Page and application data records
================================

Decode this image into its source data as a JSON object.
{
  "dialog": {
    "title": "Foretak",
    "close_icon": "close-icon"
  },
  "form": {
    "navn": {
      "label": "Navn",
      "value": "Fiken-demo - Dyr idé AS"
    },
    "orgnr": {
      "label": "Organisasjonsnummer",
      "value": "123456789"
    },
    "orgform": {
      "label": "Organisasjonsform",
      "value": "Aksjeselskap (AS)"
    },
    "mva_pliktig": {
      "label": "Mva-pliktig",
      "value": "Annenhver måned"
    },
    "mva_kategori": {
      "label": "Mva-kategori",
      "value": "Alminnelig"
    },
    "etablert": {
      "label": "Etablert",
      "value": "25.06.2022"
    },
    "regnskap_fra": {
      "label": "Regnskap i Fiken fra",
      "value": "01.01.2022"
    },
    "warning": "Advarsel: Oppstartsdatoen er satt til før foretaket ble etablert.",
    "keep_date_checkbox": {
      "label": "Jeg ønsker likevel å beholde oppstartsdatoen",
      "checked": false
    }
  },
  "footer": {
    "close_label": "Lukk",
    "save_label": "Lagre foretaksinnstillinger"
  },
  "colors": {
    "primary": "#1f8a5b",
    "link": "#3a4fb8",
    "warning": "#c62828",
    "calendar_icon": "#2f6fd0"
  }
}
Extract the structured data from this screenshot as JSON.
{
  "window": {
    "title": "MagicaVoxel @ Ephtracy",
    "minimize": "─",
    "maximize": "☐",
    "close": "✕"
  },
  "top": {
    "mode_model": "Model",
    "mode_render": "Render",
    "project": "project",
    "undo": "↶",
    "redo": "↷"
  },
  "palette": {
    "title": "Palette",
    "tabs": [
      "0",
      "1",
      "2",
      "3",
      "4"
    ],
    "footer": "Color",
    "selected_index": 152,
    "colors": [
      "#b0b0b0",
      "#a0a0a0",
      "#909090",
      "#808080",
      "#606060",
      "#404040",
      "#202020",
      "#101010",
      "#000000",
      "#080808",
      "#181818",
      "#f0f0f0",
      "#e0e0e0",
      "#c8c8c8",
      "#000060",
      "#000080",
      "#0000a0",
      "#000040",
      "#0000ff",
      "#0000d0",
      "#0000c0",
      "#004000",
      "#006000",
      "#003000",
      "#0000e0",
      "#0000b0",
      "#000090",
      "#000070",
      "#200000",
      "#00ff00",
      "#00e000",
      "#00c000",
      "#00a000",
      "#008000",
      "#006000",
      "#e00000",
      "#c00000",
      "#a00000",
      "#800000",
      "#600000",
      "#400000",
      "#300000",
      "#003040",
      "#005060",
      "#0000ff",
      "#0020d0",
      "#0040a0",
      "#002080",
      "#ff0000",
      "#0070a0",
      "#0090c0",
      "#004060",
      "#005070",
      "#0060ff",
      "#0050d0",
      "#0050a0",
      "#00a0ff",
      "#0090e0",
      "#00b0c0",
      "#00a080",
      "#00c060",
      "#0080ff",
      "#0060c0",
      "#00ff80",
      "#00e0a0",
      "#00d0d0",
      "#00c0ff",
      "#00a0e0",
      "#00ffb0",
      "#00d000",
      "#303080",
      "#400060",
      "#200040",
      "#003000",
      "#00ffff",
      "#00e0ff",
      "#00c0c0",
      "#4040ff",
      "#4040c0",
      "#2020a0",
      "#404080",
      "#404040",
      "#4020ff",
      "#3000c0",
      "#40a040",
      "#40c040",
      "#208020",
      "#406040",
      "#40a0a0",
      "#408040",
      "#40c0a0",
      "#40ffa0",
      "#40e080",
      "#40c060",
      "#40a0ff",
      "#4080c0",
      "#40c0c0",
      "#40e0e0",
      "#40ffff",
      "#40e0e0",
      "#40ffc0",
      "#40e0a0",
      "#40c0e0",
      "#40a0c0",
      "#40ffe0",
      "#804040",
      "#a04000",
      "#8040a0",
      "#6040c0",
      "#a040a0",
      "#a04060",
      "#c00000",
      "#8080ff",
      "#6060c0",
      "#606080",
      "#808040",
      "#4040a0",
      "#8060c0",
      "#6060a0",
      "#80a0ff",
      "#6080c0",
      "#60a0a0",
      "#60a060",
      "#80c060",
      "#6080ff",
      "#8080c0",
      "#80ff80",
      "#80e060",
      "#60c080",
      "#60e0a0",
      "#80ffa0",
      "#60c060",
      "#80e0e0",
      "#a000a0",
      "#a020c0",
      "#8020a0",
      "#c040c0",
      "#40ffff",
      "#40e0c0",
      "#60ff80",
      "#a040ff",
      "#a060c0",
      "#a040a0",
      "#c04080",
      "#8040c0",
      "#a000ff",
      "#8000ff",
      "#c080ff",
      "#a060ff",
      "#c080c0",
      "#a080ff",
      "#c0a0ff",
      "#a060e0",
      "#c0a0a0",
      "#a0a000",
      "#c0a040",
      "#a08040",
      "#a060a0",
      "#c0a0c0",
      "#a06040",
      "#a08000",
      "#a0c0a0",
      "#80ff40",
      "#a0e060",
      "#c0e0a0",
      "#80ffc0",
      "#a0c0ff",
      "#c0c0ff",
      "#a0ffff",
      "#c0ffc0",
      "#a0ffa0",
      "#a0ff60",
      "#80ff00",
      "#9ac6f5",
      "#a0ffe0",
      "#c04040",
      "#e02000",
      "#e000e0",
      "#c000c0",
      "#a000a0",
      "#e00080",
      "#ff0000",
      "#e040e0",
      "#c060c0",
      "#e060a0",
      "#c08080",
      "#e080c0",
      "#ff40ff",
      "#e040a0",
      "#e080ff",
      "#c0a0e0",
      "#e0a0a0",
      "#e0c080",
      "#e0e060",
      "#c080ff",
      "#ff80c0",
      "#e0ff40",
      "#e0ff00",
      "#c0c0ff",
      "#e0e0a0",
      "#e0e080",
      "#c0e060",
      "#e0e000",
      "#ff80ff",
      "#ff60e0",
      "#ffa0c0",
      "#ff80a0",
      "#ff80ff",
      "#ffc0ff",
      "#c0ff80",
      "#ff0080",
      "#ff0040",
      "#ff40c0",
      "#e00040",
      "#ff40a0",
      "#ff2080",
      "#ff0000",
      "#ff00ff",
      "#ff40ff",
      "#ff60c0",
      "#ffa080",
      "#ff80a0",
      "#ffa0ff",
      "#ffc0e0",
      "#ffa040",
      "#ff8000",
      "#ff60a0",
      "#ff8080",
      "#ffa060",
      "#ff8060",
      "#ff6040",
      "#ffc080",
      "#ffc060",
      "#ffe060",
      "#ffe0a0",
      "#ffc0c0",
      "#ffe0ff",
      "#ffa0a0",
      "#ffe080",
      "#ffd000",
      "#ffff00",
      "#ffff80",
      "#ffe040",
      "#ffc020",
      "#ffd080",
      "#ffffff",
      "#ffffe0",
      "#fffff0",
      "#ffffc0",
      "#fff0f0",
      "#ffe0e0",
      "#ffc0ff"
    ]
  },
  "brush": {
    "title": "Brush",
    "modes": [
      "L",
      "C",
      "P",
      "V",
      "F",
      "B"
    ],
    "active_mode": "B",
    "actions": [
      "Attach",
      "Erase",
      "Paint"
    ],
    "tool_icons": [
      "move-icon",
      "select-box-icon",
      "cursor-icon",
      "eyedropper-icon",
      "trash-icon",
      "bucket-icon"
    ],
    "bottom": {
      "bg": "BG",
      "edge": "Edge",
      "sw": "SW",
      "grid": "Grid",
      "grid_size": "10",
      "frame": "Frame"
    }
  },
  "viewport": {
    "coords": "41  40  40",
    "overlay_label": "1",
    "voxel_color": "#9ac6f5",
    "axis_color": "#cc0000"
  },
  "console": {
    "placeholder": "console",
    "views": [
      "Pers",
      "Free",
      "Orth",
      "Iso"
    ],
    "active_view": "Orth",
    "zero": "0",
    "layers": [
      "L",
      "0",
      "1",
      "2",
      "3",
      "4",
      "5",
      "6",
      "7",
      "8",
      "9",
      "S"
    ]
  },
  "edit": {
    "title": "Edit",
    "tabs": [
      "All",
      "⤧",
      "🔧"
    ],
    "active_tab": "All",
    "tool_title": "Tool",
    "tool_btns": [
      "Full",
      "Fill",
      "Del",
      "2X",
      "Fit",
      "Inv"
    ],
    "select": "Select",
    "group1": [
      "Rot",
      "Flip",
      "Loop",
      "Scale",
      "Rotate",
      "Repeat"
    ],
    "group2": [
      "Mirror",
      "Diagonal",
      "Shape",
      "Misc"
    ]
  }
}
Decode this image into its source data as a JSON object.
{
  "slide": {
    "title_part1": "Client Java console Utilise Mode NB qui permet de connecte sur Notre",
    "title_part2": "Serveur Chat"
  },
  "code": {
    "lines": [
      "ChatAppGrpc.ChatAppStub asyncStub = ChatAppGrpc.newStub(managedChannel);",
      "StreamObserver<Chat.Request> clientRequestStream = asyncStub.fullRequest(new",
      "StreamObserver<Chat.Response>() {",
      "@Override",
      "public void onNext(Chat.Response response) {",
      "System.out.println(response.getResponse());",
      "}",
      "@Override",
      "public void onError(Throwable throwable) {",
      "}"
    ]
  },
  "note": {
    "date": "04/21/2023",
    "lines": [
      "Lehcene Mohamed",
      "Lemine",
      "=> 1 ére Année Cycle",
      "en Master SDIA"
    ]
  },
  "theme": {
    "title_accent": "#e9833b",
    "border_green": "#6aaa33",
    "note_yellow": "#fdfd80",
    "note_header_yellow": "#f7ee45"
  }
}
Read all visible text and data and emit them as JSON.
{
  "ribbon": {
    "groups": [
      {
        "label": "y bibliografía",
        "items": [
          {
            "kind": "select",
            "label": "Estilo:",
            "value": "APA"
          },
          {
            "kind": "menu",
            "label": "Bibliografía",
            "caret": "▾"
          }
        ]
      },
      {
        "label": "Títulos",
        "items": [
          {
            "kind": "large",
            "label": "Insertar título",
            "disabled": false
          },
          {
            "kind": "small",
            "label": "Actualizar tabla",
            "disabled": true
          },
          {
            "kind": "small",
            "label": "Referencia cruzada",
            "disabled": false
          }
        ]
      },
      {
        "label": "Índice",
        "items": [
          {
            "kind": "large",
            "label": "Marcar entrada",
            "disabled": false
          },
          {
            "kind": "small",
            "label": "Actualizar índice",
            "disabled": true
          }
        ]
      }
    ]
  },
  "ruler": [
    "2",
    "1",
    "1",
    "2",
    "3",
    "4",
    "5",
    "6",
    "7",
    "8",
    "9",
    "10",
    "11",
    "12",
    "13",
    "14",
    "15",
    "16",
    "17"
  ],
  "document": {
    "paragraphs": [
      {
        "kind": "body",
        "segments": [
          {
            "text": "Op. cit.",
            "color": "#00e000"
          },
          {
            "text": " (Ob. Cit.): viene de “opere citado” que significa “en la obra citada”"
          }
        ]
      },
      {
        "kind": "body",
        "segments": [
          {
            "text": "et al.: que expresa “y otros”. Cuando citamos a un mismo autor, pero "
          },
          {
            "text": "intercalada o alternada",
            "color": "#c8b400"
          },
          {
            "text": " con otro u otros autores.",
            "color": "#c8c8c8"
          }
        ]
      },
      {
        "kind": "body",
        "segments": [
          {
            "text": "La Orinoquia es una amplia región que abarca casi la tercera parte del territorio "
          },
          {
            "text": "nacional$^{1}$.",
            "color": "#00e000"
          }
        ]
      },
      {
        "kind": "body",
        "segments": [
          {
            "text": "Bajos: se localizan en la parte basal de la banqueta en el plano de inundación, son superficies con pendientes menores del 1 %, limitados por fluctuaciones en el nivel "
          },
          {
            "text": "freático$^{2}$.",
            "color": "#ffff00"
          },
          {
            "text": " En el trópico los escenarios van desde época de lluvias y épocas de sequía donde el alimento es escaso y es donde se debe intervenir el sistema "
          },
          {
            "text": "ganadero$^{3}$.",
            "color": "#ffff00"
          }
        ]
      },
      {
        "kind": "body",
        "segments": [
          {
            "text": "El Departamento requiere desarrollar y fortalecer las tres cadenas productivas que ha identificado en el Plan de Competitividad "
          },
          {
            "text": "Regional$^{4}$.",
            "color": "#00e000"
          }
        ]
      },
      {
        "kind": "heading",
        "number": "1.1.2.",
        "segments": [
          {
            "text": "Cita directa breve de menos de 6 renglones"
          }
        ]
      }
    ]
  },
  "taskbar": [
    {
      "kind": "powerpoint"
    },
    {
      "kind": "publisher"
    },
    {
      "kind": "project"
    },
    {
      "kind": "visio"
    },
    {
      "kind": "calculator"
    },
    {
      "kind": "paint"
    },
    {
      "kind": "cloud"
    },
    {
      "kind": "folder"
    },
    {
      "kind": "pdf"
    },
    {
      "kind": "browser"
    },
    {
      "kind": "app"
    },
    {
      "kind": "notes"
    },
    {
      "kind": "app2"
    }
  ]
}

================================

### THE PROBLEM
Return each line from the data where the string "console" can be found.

### ANSWER SECTION
  "console": {
    "placeholder": "console",
    "title_part1": "Client Java console Utilise Mode NB qui permet de connecte sur Notre",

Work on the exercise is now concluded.